IT Admin wants to do a bulk migration by loading a .csv file.

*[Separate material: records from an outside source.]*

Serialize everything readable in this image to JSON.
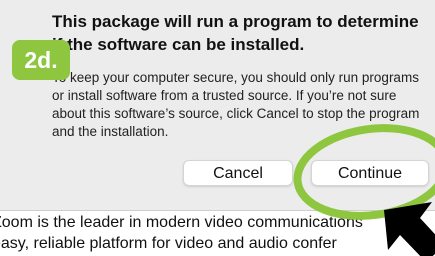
{
  "dialog": {
    "title": "This package will run a program to determine if the software can be installed.",
    "body": "To keep your computer secure, you should only run programs or install software from a trusted source. If you’re not sure about this software’s source, click Cancel to stop the program and the installation.",
    "cancel_label": "Cancel",
    "continue_label": "Continue"
  },
  "step_badge": {
    "label": "2d.",
    "color": "#8ec63f"
  },
  "page_text": {
    "line1": "Zoom is the leader in modern video communications",
    "line2": "easy, reliable platform for video and audio confer"
  },
  "annotations": {
    "highlight_circle_color": "#8ec63f",
    "pointer_arrow_color": "#000000",
    "pointer_icon": "cursor-arrow-icon"
  }
}
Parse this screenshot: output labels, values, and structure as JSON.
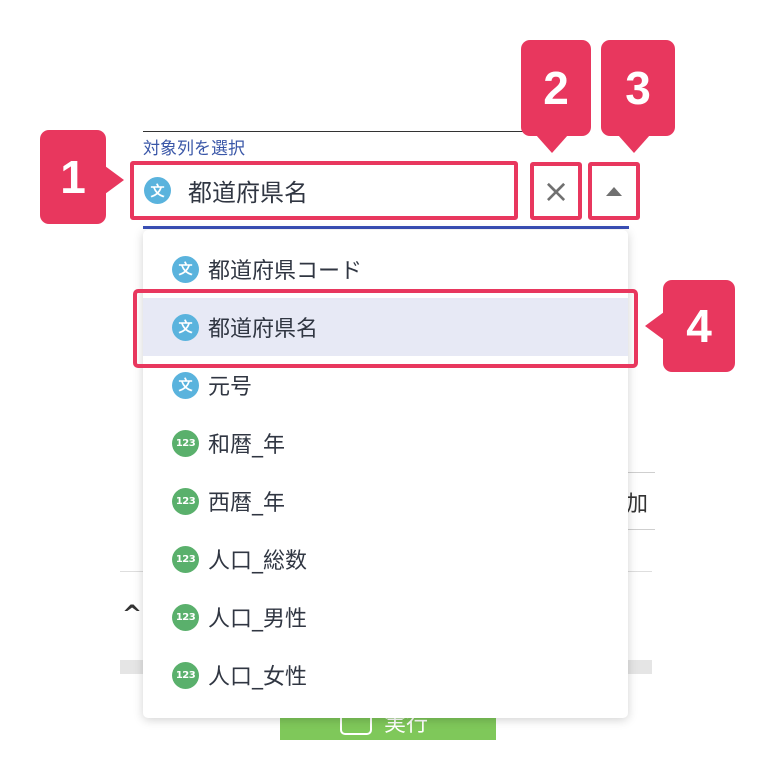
{
  "background": {
    "right_partial_text": "加",
    "chevron_glyph": "^",
    "run_button_label": "実行"
  },
  "field": {
    "label": "対象列を選択",
    "selected_value": "都道府県名",
    "selected_type_badge": "文",
    "clear_glyph": "×"
  },
  "dropdown": {
    "options": [
      {
        "label": "都道府県コード",
        "type": "text",
        "badge": "文"
      },
      {
        "label": "都道府県名",
        "type": "text",
        "badge": "文",
        "highlighted": true
      },
      {
        "label": "元号",
        "type": "text",
        "badge": "文"
      },
      {
        "label": "和暦_年",
        "type": "number",
        "badge": "123"
      },
      {
        "label": "西暦_年",
        "type": "number",
        "badge": "123"
      },
      {
        "label": "人口_総数",
        "type": "number",
        "badge": "123"
      },
      {
        "label": "人口_男性",
        "type": "number",
        "badge": "123"
      },
      {
        "label": "人口_女性",
        "type": "number",
        "badge": "123"
      }
    ]
  },
  "annotations": {
    "markers": [
      "1",
      "2",
      "3",
      "4"
    ]
  },
  "colors": {
    "annotation": "#e8375e",
    "text_type_badge": "#5ab3dd",
    "number_type_badge": "#5ab06c",
    "highlight_row": "#e7e9f5",
    "label_blue": "#3a57a8",
    "underline": "#3a4fb6"
  }
}
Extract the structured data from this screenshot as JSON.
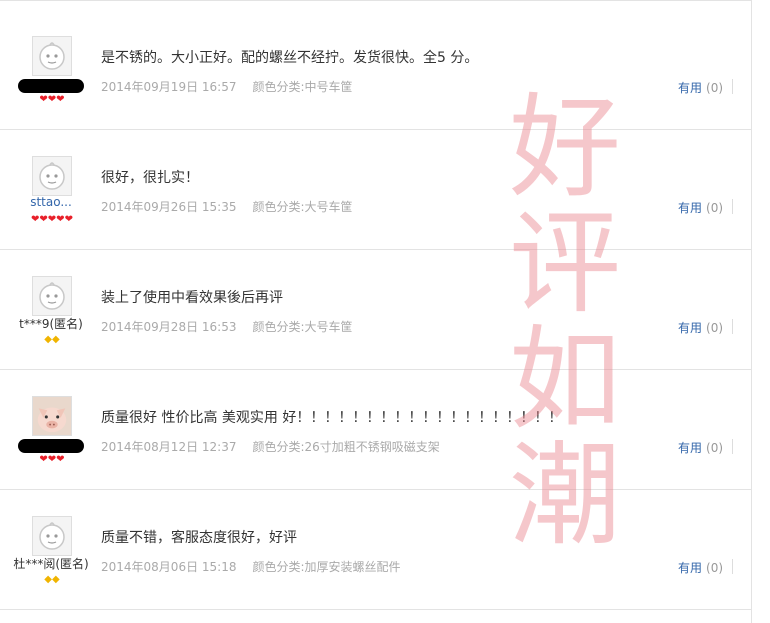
{
  "reviews": [
    {
      "username": "",
      "username_redacted": true,
      "badge": "❤❤❤",
      "badge_type": "heart",
      "content": "是不锈的。大小正好。配的螺丝不经拧。发货很快。全5 分。",
      "date": "2014年09月19日 16:57",
      "spec": "颜色分类:中号车筐",
      "useful_label": "有用",
      "useful_count": "(0)"
    },
    {
      "username": "sttao...",
      "username_redacted": false,
      "badge": "❤❤❤❤❤",
      "badge_type": "heart",
      "content": "很好，很扎实！",
      "date": "2014年09月26日 15:35",
      "spec": "颜色分类:大号车筐",
      "useful_label": "有用",
      "useful_count": "(0)"
    },
    {
      "username": "t***9(匿名)",
      "username_redacted": false,
      "badge": "◆◆",
      "badge_type": "gem",
      "content": "装上了使用中看效果後后再评",
      "date": "2014年09月28日 16:53",
      "spec": "颜色分类:大号车筐",
      "useful_label": "有用",
      "useful_count": "(0)"
    },
    {
      "username": "",
      "username_redacted": true,
      "badge": "❤❤❤",
      "badge_type": "heart",
      "content": "质量很好 性价比高 美观实用 好！！！！！！！！！！！！！！！！！！！",
      "date": "2014年08月12日 12:37",
      "spec": "颜色分类:26寸加粗不锈钢吸磁支架",
      "useful_label": "有用",
      "useful_count": "(0)"
    },
    {
      "username": "杜***阅(匿名)",
      "username_redacted": false,
      "badge": "◆◆",
      "badge_type": "gem",
      "content": "质量不错，客服态度很好，好评",
      "date": "2014年08月06日 15:18",
      "spec": "颜色分类:加厚安装螺丝配件",
      "useful_label": "有用",
      "useful_count": "(0)"
    }
  ],
  "watermark": [
    "好",
    "评",
    "如",
    "潮"
  ],
  "colors": {
    "link": "#3366aa",
    "meta": "#aaaaaa",
    "heart": "#e8202a",
    "gem": "#f0b400",
    "watermark": "#e8828c"
  }
}
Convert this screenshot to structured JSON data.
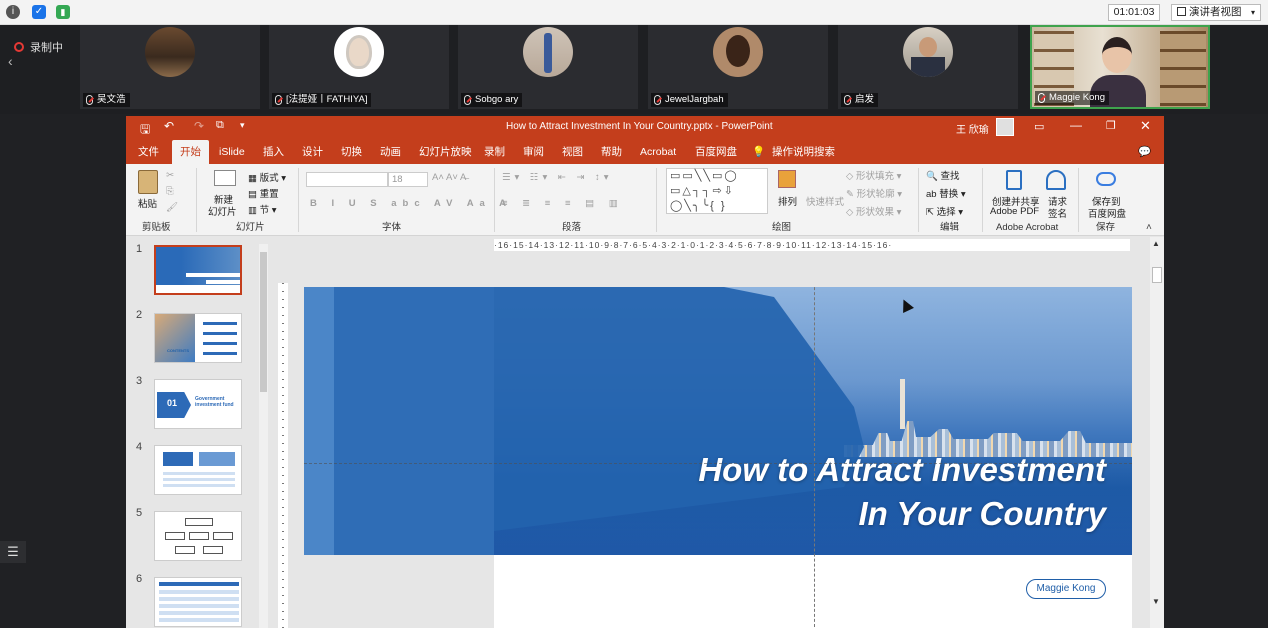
{
  "meeting": {
    "timer": "01:01:03",
    "view_mode": "演讲者视图",
    "recording_label": "录制中",
    "participants": [
      {
        "name": "吴文浩"
      },
      {
        "name": "[法提娅丨FATHIYA]"
      },
      {
        "name": "Sobgo ary"
      },
      {
        "name": "JewelJargbah"
      },
      {
        "name": "启发"
      },
      {
        "name": "Maggie Kong"
      }
    ]
  },
  "ppt": {
    "window_title": "How to Attract Investment In Your Country.pptx  -  PowerPoint",
    "user": "王 欣瑜",
    "tabs": [
      "文件",
      "开始",
      "iSlide",
      "插入",
      "设计",
      "切换",
      "动画",
      "幻灯片放映",
      "录制",
      "审阅",
      "视图",
      "帮助",
      "Acrobat",
      "百度网盘"
    ],
    "tell_me": "操作说明搜索",
    "ribbon": {
      "clipboard": {
        "paste": "粘贴",
        "group": "剪贴板"
      },
      "slides": {
        "new_slide_1": "新建",
        "new_slide_2": "幻灯片",
        "layout": "版式",
        "reset": "重置",
        "section": "节",
        "group": "幻灯片"
      },
      "font": {
        "size": "18",
        "group": "字体"
      },
      "paragraph": {
        "group": "段落"
      },
      "drawing": {
        "arrange": "排列",
        "quick_styles": "快速样式",
        "shape_fill": "形状填充",
        "shape_outline": "形状轮廓",
        "shape_effects": "形状效果",
        "group": "绘图"
      },
      "editing": {
        "find": "查找",
        "replace": "替换",
        "select": "选择",
        "group": "编辑"
      },
      "acrobat": {
        "create_share_1": "创建并共享",
        "create_share_2": "Adobe PDF",
        "request_sign_1": "请求",
        "request_sign_2": "签名",
        "group": "Adobe Acrobat"
      },
      "save": {
        "save_to_1": "保存到",
        "save_to_2": "百度网盘",
        "group": "保存"
      }
    },
    "ruler": "·16·15·14·13·12·11·10·9·8·7·6·5·4·3·2·1·0·1·2·3·4·5·6·7·8·9·10·11·12·13·14·15·16·",
    "thumbnails": [
      {
        "num": "1"
      },
      {
        "num": "2",
        "text": "CONTENTS"
      },
      {
        "num": "3",
        "text": "01",
        "title": "Government investment fund"
      },
      {
        "num": "4"
      },
      {
        "num": "5"
      },
      {
        "num": "6"
      }
    ],
    "slide": {
      "title_line1": "How to Attract Investment",
      "title_line2": "In Your Country",
      "presenter": "Maggie Kong"
    }
  }
}
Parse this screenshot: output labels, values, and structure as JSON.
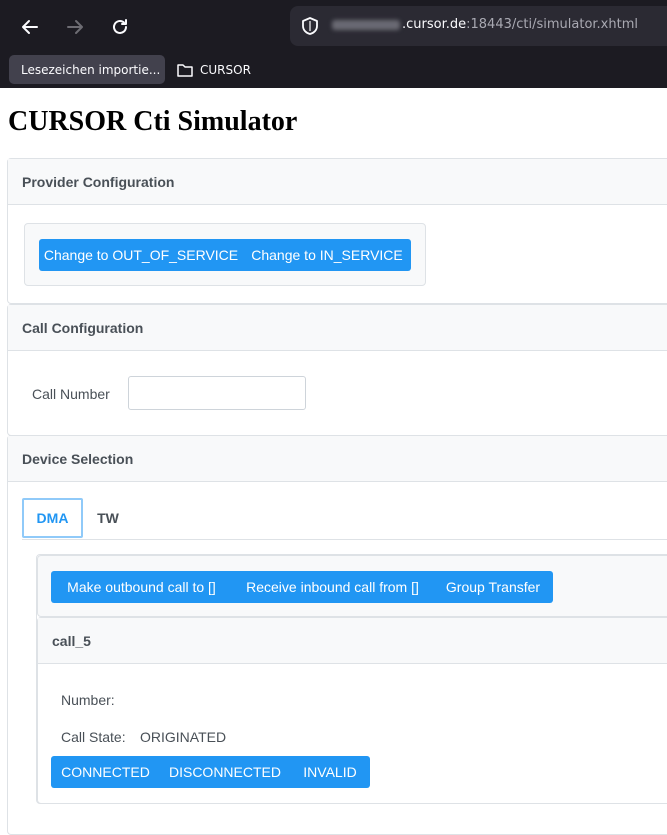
{
  "browser": {
    "url_host": ".cursor.de",
    "url_rest": ":18443/cti/simulator.xhtml",
    "bookmarks": [
      {
        "label": "Lesezeichen importie..."
      },
      {
        "label": "CURSOR"
      }
    ]
  },
  "page": {
    "title": "CURSOR Cti Simulator"
  },
  "provider_configuration": {
    "header": "Provider Configuration",
    "buttons": [
      "Change to OUT_OF_SERVICE",
      "Change to IN_SERVICE"
    ]
  },
  "call_configuration": {
    "header": "Call Configuration",
    "call_number_label": "Call Number",
    "call_number_value": ""
  },
  "device_selection": {
    "header": "Device Selection",
    "tabs": [
      {
        "label": "DMA",
        "active": true
      },
      {
        "label": "TW",
        "active": false
      }
    ],
    "actions": [
      "Make outbound call to []",
      "Receive inbound call from []",
      "Group Transfer"
    ],
    "call": {
      "header": "call_5",
      "number_label": "Number:",
      "number_value": "",
      "state_label": "Call State:",
      "state_value": "ORIGINATED",
      "state_buttons": [
        "CONNECTED",
        "DISCONNECTED",
        "INVALID"
      ]
    }
  }
}
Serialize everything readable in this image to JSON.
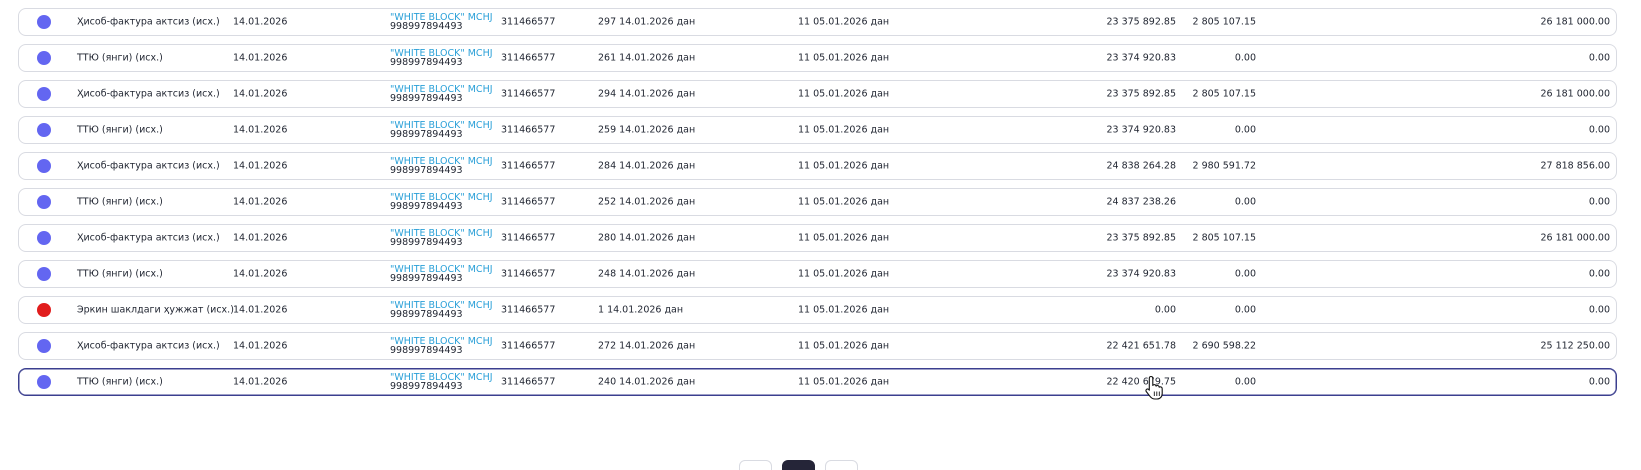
{
  "colors": {
    "status_blue": "#6366f1",
    "status_red": "#e11d1d",
    "partner_link": "#2aa0d8",
    "active_border": "#3b3f8f"
  },
  "documents": [
    {
      "status": "blue",
      "type": "Ҳисоб-фактура актсиз (исх.)",
      "date": "14.01.2026",
      "partner_name": "\"WHITE BLOCK\" MCHJ",
      "partner_phone": "998997894493",
      "inn": "311466577",
      "doc": "297 14.01.2026 дан",
      "contract": "11 05.01.2026 дан",
      "sum": "23 375 892.85",
      "vat": "2 805 107.15",
      "total": "26 181 000.00"
    },
    {
      "status": "blue",
      "type": "ТТЮ (янги) (исх.)",
      "date": "14.01.2026",
      "partner_name": "\"WHITE BLOCK\" MCHJ",
      "partner_phone": "998997894493",
      "inn": "311466577",
      "doc": "261 14.01.2026 дан",
      "contract": "11 05.01.2026 дан",
      "sum": "23 374 920.83",
      "vat": "0.00",
      "total": "0.00"
    },
    {
      "status": "blue",
      "type": "Ҳисоб-фактура актсиз (исх.)",
      "date": "14.01.2026",
      "partner_name": "\"WHITE BLOCK\" MCHJ",
      "partner_phone": "998997894493",
      "inn": "311466577",
      "doc": "294 14.01.2026 дан",
      "contract": "11 05.01.2026 дан",
      "sum": "23 375 892.85",
      "vat": "2 805 107.15",
      "total": "26 181 000.00"
    },
    {
      "status": "blue",
      "type": "ТТЮ (янги) (исх.)",
      "date": "14.01.2026",
      "partner_name": "\"WHITE BLOCK\" MCHJ",
      "partner_phone": "998997894493",
      "inn": "311466577",
      "doc": "259 14.01.2026 дан",
      "contract": "11 05.01.2026 дан",
      "sum": "23 374 920.83",
      "vat": "0.00",
      "total": "0.00"
    },
    {
      "status": "blue",
      "type": "Ҳисоб-фактура актсиз (исх.)",
      "date": "14.01.2026",
      "partner_name": "\"WHITE BLOCK\" MCHJ",
      "partner_phone": "998997894493",
      "inn": "311466577",
      "doc": "284 14.01.2026 дан",
      "contract": "11 05.01.2026 дан",
      "sum": "24 838 264.28",
      "vat": "2 980 591.72",
      "total": "27 818 856.00"
    },
    {
      "status": "blue",
      "type": "ТТЮ (янги) (исх.)",
      "date": "14.01.2026",
      "partner_name": "\"WHITE BLOCK\" MCHJ",
      "partner_phone": "998997894493",
      "inn": "311466577",
      "doc": "252 14.01.2026 дан",
      "contract": "11 05.01.2026 дан",
      "sum": "24 837 238.26",
      "vat": "0.00",
      "total": "0.00"
    },
    {
      "status": "blue",
      "type": "Ҳисоб-фактура актсиз (исх.)",
      "date": "14.01.2026",
      "partner_name": "\"WHITE BLOCK\" MCHJ",
      "partner_phone": "998997894493",
      "inn": "311466577",
      "doc": "280 14.01.2026 дан",
      "contract": "11 05.01.2026 дан",
      "sum": "23 375 892.85",
      "vat": "2 805 107.15",
      "total": "26 181 000.00"
    },
    {
      "status": "blue",
      "type": "ТТЮ (янги) (исх.)",
      "date": "14.01.2026",
      "partner_name": "\"WHITE BLOCK\" MCHJ",
      "partner_phone": "998997894493",
      "inn": "311466577",
      "doc": "248 14.01.2026 дан",
      "contract": "11 05.01.2026 дан",
      "sum": "23 374 920.83",
      "vat": "0.00",
      "total": "0.00"
    },
    {
      "status": "red",
      "type": "Эркин шаклдаги ҳужжат (исх.)",
      "date": "14.01.2026",
      "partner_name": "\"WHITE BLOCK\" MCHJ",
      "partner_phone": "998997894493",
      "inn": "311466577",
      "doc": "1 14.01.2026 дан",
      "contract": "11 05.01.2026 дан",
      "sum": "0.00",
      "vat": "0.00",
      "total": "0.00"
    },
    {
      "status": "blue",
      "type": "Ҳисоб-фактура актсиз (исх.)",
      "date": "14.01.2026",
      "partner_name": "\"WHITE BLOCK\" MCHJ",
      "partner_phone": "998997894493",
      "inn": "311466577",
      "doc": "272 14.01.2026 дан",
      "contract": "11 05.01.2026 дан",
      "sum": "22 421 651.78",
      "vat": "2 690 598.22",
      "total": "25 112 250.00"
    },
    {
      "status": "blue",
      "type": "ТТЮ (янги) (исх.)",
      "date": "14.01.2026",
      "partner_name": "\"WHITE BLOCK\" MCHJ",
      "partner_phone": "998997894493",
      "inn": "311466577",
      "doc": "240 14.01.2026 дан",
      "contract": "11 05.01.2026 дан",
      "sum": "22 420 679.75",
      "vat": "0.00",
      "total": "0.00",
      "active": true
    }
  ],
  "pagination": {
    "buttons": [
      {
        "id": "prev",
        "current": false
      },
      {
        "id": "current",
        "current": true
      },
      {
        "id": "next",
        "current": false
      }
    ]
  },
  "cursor_icon": "hand-pointer-icon"
}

The sample file in this example is SPMT.csv.

Load CSV;
$csvItems = import-csv "C:\spmt.csv" -Header c1,c2,c3,c4,c5,c6
ForEach ($item in $csvItems)
{
    Write-Host $item.c1
    Add-SPMTTask -FileShareSource $item.c1 -TargetSiteUrl $item.c4 -TargetList $item.c5 -TargetListRelativePath $item.c6
} 
Two migration tasks are defined in the file of spmt.csv.
D:\MigrationTest\Files\Average_1M\c,,,https://SPOSite.sharepoint.com,Documents,Test C:\work\Powershell\negative,,,https://SPOSite.sharepoint.com/,Documents,DocLibrary_SubfolderName
Code snippets for bulk migration by loading one JSON file:
 
Load JSON:
$jsonItems = Get-Content -Raw -Path  "C:\spmt.json" | ConvertFrom-Json        
ForEach ($taskItem in $jsonItems.Tasks)
{
    $jsonString = ConvertTo-Json $taskItem -Depth 100
    Add-SPMTTask -JsonDefinition $jsonString -SharePointSourceCredential $onpremCredential            
} 
Three migration tasks are defined in the file of spmt.json.
{
   "Tasks":[
      {
         "SourcePath":"http://On-prem/sites/test",
         "TargetPath":"https://YourSPO.sharepoint.com",
         "Items":{
            "Lists":[
               {
                  "SourceList":"list-01",
                  "TargetList":"list-01"
               }
            ],
            "SubSites":[
 
            ]
         }
      },
      {
         "SourcePath":"http://On-prem/sites/test",
         "TargetPath":"https://YourSPO.sharepoint.com",
         "Items":{
            "Lists":[
               {
                  "SourceList":"list-02",
                  "TargetList":"list-02"
               }
            ],
            "SubSites":[
 
            ]
         }
      },
      {
         "SourcePath":"http://On-prem/sites/test",
         "TargetPath":"https://YourSPO.sharepoint.com",
         "Items":{
            "Lists":[
               {
                  "SourceList":"doclib-01",
                  "TargetList":"doclib-01"
               }
            ],
            "SubSites":[
 
            ]
         }
      }
   ]
}